If you discover that you are living in an ETJ zone, there are a few things you will want to do to ensure the city does not infringe upon your property rights. You will also want to take action to ensure the city does not continue to restrict your rights.
Know What ETJ You Are In
First, know what city’s ETJ zone your property is in or whether you live in an area that is (or may become) part of a city’s ETJ. Typically, when cities annex land, the ETJ “expands… around the new municipal boundaries.”
For instance, if cities with over 100,000 residents annex a region, its new ETJ then includes the unincorporated region adjacent to the new city boundaries (within five miles).
A city may not expand its ETJ into another city’s ETJ zone without authorization from that city in writing.
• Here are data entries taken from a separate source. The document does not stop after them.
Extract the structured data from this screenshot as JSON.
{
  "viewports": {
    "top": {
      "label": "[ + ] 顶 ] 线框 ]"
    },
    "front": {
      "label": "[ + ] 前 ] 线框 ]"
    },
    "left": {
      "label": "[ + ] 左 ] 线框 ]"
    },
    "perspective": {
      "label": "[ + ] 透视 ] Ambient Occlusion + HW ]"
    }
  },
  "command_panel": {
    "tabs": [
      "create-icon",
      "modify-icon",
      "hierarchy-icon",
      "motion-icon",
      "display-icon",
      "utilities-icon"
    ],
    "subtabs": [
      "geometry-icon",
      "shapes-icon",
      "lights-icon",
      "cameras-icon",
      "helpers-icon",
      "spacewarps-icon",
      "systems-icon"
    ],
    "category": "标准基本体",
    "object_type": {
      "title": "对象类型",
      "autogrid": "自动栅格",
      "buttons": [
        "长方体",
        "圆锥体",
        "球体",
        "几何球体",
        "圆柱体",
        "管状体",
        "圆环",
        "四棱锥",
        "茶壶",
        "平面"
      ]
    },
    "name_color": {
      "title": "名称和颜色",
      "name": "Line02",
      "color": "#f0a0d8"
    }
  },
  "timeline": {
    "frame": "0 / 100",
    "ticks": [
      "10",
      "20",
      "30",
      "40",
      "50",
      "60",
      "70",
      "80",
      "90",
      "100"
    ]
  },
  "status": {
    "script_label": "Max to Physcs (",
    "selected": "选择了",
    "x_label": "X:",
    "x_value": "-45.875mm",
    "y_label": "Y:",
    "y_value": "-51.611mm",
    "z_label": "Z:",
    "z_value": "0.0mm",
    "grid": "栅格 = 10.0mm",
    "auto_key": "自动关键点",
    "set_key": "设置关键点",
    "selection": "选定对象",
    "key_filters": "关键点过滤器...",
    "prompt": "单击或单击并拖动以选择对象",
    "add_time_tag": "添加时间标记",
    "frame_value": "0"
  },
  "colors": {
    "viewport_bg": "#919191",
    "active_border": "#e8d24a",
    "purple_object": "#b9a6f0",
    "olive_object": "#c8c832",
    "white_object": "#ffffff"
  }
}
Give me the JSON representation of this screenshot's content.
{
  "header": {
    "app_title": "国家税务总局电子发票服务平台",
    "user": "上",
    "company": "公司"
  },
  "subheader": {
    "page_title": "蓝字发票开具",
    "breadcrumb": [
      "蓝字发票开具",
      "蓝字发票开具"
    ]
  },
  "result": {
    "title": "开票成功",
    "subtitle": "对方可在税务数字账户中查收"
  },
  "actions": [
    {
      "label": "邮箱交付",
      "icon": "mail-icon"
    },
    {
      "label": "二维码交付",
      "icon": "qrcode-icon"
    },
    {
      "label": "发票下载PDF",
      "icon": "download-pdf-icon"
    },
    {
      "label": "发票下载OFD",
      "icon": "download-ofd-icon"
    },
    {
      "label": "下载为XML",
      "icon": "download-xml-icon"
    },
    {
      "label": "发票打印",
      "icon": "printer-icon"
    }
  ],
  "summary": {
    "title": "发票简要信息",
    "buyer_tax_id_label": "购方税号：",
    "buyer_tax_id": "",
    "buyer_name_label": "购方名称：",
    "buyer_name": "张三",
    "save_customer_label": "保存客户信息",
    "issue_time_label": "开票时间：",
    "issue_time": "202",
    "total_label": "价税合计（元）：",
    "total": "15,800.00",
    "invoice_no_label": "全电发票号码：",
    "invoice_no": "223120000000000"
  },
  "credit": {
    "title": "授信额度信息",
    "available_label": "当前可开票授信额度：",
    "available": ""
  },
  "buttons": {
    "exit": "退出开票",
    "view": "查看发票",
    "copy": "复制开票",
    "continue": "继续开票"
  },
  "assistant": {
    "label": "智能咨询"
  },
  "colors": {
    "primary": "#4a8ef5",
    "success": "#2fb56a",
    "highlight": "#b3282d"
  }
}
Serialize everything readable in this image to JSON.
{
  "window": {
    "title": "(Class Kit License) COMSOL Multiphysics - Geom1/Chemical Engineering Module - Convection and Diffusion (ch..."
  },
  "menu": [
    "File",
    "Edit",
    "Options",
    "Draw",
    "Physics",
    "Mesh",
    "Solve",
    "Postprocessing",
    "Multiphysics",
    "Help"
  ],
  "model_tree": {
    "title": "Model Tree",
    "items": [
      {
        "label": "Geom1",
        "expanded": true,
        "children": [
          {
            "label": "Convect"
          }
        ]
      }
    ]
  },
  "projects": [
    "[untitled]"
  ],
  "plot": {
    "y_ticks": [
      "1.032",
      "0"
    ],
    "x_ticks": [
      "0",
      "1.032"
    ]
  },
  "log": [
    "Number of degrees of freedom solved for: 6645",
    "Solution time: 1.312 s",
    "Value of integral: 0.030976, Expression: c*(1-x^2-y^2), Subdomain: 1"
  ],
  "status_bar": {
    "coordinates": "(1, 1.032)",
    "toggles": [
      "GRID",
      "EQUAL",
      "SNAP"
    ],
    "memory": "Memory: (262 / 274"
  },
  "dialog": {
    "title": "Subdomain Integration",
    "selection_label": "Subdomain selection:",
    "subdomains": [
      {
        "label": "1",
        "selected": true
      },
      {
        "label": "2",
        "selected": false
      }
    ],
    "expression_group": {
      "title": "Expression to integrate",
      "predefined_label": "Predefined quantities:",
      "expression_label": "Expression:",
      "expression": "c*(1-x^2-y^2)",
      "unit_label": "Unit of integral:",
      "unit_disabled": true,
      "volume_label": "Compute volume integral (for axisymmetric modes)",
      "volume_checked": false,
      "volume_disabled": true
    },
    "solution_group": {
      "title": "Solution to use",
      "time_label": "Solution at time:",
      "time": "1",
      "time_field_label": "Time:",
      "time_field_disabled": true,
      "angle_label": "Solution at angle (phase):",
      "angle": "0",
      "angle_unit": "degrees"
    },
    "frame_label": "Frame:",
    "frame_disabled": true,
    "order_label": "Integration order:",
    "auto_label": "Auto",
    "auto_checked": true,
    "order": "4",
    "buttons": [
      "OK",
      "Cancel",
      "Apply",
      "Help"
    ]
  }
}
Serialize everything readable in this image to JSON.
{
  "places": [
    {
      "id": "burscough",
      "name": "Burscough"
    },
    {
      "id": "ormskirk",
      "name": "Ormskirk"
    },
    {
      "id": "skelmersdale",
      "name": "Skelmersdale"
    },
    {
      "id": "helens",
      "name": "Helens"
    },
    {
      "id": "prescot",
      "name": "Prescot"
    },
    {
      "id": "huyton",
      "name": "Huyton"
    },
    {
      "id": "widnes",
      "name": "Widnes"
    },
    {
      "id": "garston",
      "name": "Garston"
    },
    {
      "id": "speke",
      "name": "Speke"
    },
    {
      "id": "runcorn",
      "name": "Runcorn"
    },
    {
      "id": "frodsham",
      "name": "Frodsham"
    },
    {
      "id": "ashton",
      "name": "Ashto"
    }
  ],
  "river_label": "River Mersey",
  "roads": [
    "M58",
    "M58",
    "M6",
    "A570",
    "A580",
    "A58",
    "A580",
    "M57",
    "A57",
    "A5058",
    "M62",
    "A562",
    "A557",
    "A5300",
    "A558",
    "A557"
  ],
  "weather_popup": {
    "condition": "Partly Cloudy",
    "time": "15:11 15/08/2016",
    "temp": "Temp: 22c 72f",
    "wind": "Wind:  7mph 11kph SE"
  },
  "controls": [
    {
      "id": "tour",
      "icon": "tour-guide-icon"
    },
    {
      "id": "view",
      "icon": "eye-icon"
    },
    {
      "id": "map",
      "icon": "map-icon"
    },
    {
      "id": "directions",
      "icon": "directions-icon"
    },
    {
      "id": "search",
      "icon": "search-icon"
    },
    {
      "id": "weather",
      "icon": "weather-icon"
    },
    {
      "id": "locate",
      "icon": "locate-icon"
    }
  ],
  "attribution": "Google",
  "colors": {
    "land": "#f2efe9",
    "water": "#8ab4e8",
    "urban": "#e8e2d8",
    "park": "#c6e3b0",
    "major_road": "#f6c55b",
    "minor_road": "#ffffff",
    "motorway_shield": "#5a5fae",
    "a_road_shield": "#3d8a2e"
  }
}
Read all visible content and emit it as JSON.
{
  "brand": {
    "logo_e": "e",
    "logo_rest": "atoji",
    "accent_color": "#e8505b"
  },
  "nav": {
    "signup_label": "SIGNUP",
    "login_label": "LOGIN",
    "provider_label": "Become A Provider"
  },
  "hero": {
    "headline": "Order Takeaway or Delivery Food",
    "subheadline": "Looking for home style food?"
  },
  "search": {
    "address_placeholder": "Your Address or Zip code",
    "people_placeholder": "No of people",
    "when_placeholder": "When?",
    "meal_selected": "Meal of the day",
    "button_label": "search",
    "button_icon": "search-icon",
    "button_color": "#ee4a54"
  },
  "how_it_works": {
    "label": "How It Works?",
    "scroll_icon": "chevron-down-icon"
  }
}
Furthermore, a city cannot reduce its ETJ unless the city council gives written consent.
Understand Your Rights
It’s essential to know what rights you do have as a landowner. It is equally pivotal that you know what rights you do not have so that you can do your part to affect change.
The Texas City Limits Coalition is here to help. It provides the platform you need to ensure that your voice gets heard. It is your advocate in helping to diminish the regulations inflicted upon you and other landowners.
Sign the Petition
Organizations like the Texas City Limits Coalition work to secure the rights of landowners with property located within ETJ zones. Their goal is to give you a voice in what happens with your land. You can take action by signing the petition to join the coalition.
FAQs About ETJ Zones
This article covers a vast amount of information regarding ETJ zones. However, if you still have a few concerns, these frequently asked questions may help you understand why (and how) these laws must change.
Why were ETJ zones created?
Texas legislation established these laws “to promote and protect the general health, safety, and welfare” of people living in or near cities in Texas to create a type of buffer zone outside of a city’s incorporated limits.
While that is what the law states, cities have limited authority to address health and safety issues in the ETJ. For that reason, many argue that the true purpose of the ETJ is to restrict geographic areas for future annexation into the cities.
Another issue with ETJs is that a city’s authority over these zones is completely unmonitored. Without oversight, there is no consistency from city to city. Landowners in ETJ zones face the most adverse impact from this lack of oversight.
How much territory does an ETJ zone encompass?
The size of an ETJ is typically dependent on the number of city residents. There are some exceptions. However, generally, state law requires that:
- The ETJ is a half-mile from the incorporated borders in cities with fewer than five thousand residents
- The ETJ is one mile from the incorporated borders in cities with 5,000 to 24,999 residents
- The ETJ is two miles from the incorporated borders in cities with 25,000 to 49,999 residents
- The ETJ is three and a half miles from the incorporated borders in cities with 50,000 to 99,999 residents
- The ETJ is five miles from the incorporated borders in cities with 100,000 or more residents
By law, can an ETJ encompass more territory than provided?
Yes. The scope of an ETJ zone could differ from what state law provides based on local factors and other circumstances. For example, if a city incorporates land adjacent to another, it may not get an ETJ zone.
Most likely, a city’s ETJ exceeds its distance limits because city officials used their authority to adopt ordinances to acquire land into its ETJ.
Why Every Texan Should Sign the Petition
You need to protect your rights as a landowner. We formed the Texas City Limits Coalition because we affirm the right of every Texas landowner to have a say in the governance of their land.
Your voice should count when city ordinances affect the property you live on or own. At the Texas City Limits Coalition, we aim to secure equal rights by allowing you to take part in developing the city laws you must abide by.
The Texas City Limits Coalition is the champion of every landowner. We advocate on your behalf regarding your property rights. Take back the control over your land!
Are you looking to safeguard your property rights as a Texas landowner? Then you need to join the Texas City Limits Coalition today.